• **WORK INSTRUCTIONS**: In the copy, keep every word of the data below and none of its pictures.

-------- DATASET RECORDS --------

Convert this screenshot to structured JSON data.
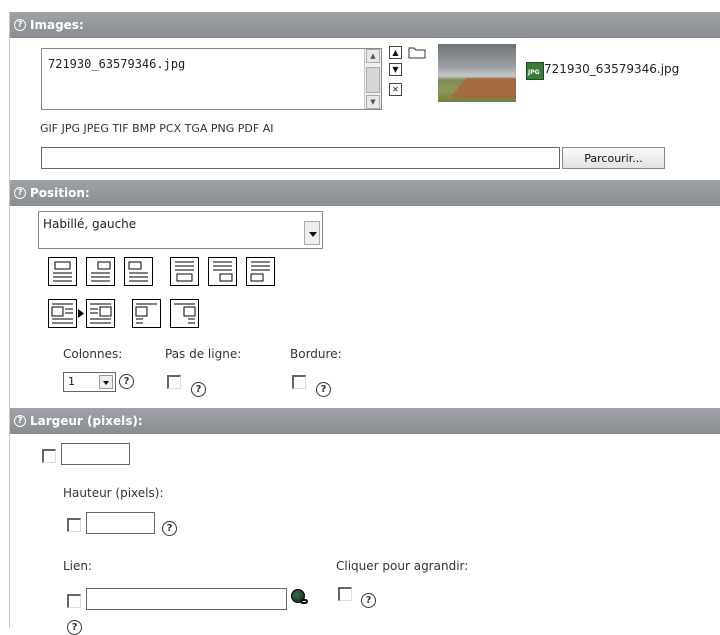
{
  "images": {
    "header": "Images:",
    "filename": "721930_63579346.jpg",
    "preview_filename": "721930_63579346.jpg",
    "file_type_badge": "JPG",
    "allowed_types": "GIF JPG JPEG TIF BMP PCX TGA PNG PDF AI",
    "file_input_value": "",
    "browse_label": "Parcourir...",
    "controls": {
      "up": "▲",
      "down": "▼",
      "delete": "✕"
    }
  },
  "position": {
    "header": "Position:",
    "select_value": "Habillé, gauche",
    "columns_label": "Colonnes:",
    "columns_value": "1",
    "no_rows_label": "Pas de ligne:",
    "border_label": "Bordure:"
  },
  "width": {
    "header": "Largeur (pixels):",
    "width_value": "",
    "height_label": "Hauteur (pixels):",
    "height_value": "",
    "link_label": "Lien:",
    "link_value": "",
    "enlarge_label": "Cliquer pour agrandir:"
  },
  "help_glyph": "?",
  "colors": {
    "header_bar": "#949899",
    "header_text": "#ffffff"
  },
  "icons": [
    "help-icon",
    "folder-icon",
    "jpg-file-icon",
    "link-browser-icon"
  ]
}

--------

• **RESULT**:
Convert this screenshot to structured JSON data.
{
  "images": {
    "header": "Images:",
    "filename": "721930_63579346.jpg",
    "preview_filename": "721930_63579346.jpg",
    "file_type_badge": "JPG",
    "allowed_types": "GIF JPG JPEG TIF BMP PCX TGA PNG PDF AI",
    "file_input_value": "",
    "browse_label": "Parcourir...",
    "controls": {
      "up": "▲",
      "down": "▼",
      "delete": "✕"
    }
  },
  "position": {
    "header": "Position:",
    "select_value": "Habillé, gauche",
    "columns_label": "Colonnes:",
    "columns_value": "1",
    "no_rows_label": "Pas de ligne:",
    "border_label": "Bordure:"
  },
  "width": {
    "header": "Largeur (pixels):",
    "width_value": "",
    "height_label": "Hauteur (pixels):",
    "height_value": "",
    "link_label": "Lien:",
    "link_value": "",
    "enlarge_label": "Cliquer pour agrandir:"
  },
  "help_glyph": "?",
  "colors": {
    "header_bar": "#949899",
    "header_text": "#ffffff"
  },
  "icons": [
    "help-icon",
    "folder-icon",
    "jpg-file-icon",
    "link-browser-icon"
  ]
}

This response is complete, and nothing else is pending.